University, SGA Budgets to be Determined

NATALIE SMITH | Asst. News Editor

Butler University’s financial office and the Student Government Association are looking at potential changes in their budgets for the upcoming school year.

The university is working on an operating budget proposal to give to the Board of Trustees in early May.

There may be some slight changes in money allocation, but the budget and specifics are not yet finalized, said Bruce Arick, vice president of finance and administration.

The university is working on the budget with a focus on President James Danko’s 2020 vision, Arick said.

The university is planning how it will deploy the dollars that are focused on moving it toward that vision for Butler in the future.

In the 2013-2014 school year, Butler had a budget of more than $195 million.

Seventy-six percent of that amount came from tuition. More than ten percent came from room and board, and about six percent came from auxiliaries such as athletics, Clowes Hall, Aramark and other sources, according to the budget.

Butler’s highest expense was financial aid. The university gave 28 percent of its budget to merit, need and talent-based scholarships. This left the university with $150 million in its budget, Arick said.

Instruction is the next highest expense at 25 percent. However, there are no exact numbers regarding how the money is spent.

“There is flexibility,” Arick said. “We’re obviously trying to address our operations as holistically as possible. We’re recognizing that we need to balance what we’re spending.”

SGA is also working on its budget for the 2014-2015 school year.

There are no major projected changes in budgets as of now, said Chad Pingel, vice president of finance and president-elect.

Near the end of the semester and over the summer, the board of vice presidents will give an assessment of how money was spent and what they need for next year.

This school year, SGA had $765,000 to work with. The money comes from the student activity fee, which is  $144 per student per semester. SGA also has some money saved in a rollover account for projects on campus, Pingel said.

The highest expense for SGA is its program board at more than $395,000. The program board puts on various events for students throughout the year. The concert fund of program board spends $150,000 of that budget with a focus on the ButlerPalooza concert in the fall.

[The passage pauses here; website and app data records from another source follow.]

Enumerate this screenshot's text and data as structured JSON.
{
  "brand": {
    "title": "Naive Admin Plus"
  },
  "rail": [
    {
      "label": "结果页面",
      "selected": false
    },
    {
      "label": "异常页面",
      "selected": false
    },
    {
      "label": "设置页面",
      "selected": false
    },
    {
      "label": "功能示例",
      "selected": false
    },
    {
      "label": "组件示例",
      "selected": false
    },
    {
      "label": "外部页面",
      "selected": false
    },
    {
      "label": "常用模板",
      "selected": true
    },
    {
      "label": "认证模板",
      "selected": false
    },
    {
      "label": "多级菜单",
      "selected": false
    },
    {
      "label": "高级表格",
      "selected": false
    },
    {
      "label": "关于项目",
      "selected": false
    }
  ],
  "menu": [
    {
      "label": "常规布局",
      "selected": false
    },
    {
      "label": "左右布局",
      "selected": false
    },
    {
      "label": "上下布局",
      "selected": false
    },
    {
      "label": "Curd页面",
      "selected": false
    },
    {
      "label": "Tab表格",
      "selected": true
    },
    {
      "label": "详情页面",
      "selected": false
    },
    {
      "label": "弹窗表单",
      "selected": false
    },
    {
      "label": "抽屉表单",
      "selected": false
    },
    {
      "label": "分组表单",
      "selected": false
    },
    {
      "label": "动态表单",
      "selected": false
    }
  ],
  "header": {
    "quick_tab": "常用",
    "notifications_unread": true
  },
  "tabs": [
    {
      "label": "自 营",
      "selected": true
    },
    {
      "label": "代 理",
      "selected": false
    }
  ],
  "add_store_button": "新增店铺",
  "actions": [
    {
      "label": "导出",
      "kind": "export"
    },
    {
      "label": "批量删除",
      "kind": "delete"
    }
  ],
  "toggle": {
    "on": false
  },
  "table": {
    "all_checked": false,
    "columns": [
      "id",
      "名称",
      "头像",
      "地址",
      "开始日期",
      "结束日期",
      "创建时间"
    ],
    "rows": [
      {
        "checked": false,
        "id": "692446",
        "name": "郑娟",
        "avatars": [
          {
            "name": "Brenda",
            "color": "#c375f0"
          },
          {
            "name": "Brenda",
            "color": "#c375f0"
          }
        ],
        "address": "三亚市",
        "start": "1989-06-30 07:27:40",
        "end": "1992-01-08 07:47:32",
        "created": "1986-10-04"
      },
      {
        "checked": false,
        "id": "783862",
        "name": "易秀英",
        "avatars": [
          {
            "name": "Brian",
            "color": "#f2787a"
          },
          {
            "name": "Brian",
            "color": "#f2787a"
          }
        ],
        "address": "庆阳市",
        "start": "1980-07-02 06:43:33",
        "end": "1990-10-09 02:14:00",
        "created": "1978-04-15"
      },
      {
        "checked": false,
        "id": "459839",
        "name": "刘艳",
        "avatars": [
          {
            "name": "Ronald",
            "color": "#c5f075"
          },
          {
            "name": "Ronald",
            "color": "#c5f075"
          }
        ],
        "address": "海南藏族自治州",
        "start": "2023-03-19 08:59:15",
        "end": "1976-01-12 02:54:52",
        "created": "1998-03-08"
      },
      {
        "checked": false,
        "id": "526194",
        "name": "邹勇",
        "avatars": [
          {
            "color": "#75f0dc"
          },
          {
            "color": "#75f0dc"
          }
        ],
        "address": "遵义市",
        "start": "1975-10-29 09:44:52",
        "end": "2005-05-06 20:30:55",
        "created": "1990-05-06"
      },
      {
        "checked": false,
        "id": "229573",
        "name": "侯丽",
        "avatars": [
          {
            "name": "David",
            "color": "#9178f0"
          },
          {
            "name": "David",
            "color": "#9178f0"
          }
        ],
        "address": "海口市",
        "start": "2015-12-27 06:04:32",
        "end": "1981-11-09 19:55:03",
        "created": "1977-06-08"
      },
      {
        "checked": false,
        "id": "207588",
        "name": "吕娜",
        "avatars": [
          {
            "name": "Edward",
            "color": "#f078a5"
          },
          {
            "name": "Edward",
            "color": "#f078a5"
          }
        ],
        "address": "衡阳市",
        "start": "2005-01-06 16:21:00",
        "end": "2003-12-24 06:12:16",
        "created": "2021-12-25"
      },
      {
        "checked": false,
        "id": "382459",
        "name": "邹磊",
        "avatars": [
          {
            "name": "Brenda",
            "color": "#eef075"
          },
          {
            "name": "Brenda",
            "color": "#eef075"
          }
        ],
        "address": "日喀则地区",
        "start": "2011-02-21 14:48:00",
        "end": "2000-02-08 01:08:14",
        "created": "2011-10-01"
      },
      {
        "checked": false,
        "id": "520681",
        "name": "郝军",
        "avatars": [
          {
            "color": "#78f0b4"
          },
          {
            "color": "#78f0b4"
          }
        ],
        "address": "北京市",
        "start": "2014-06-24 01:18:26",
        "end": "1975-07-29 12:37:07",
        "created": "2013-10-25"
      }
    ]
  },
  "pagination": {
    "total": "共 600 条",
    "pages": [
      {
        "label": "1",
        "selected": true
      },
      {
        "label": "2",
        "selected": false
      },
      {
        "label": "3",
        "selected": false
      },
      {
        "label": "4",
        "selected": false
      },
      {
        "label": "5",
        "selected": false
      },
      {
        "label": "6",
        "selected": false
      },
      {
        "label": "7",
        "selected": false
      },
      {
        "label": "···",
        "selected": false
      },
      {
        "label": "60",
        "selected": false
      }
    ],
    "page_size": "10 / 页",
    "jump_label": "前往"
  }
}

Throughout the school year, the budget and money allocation cannot be changed because the student assembly already voted on it.